» Task goal:
Among the entries, which lines carry the string "text"? Copy each of them.

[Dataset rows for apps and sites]

______

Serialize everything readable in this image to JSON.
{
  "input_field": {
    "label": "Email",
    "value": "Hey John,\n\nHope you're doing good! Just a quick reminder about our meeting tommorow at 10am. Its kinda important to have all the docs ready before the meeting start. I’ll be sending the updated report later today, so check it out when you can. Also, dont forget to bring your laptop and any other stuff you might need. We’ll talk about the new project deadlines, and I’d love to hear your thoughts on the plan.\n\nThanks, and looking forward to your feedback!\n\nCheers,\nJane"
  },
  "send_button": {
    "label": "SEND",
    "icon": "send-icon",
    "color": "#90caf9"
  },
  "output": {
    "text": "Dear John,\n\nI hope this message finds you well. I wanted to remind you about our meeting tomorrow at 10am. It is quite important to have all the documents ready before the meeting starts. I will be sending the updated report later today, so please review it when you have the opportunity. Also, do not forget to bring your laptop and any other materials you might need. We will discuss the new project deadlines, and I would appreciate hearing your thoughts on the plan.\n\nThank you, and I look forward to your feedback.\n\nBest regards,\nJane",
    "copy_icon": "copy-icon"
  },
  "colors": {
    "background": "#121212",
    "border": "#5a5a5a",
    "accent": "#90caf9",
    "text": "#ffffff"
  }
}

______

» Task response:
    "text": "Dear John,\n\nI hope this message finds you well. I wanted to remind you about our meeting tomorrow at 10am. It is quite important to have all the documents ready before the meeting starts. I will be sending the updated report later today, so please review it when you have the opportunity. Also, do not forget to bring your laptop and any other materials you might need. We will discuss the new project deadlines, and I would appreciate hearing your thoughts on the plan.\n\nThank you, and I look forward to your feedback.\n\nBest regards,\nJane",
    "text": "#ffffff"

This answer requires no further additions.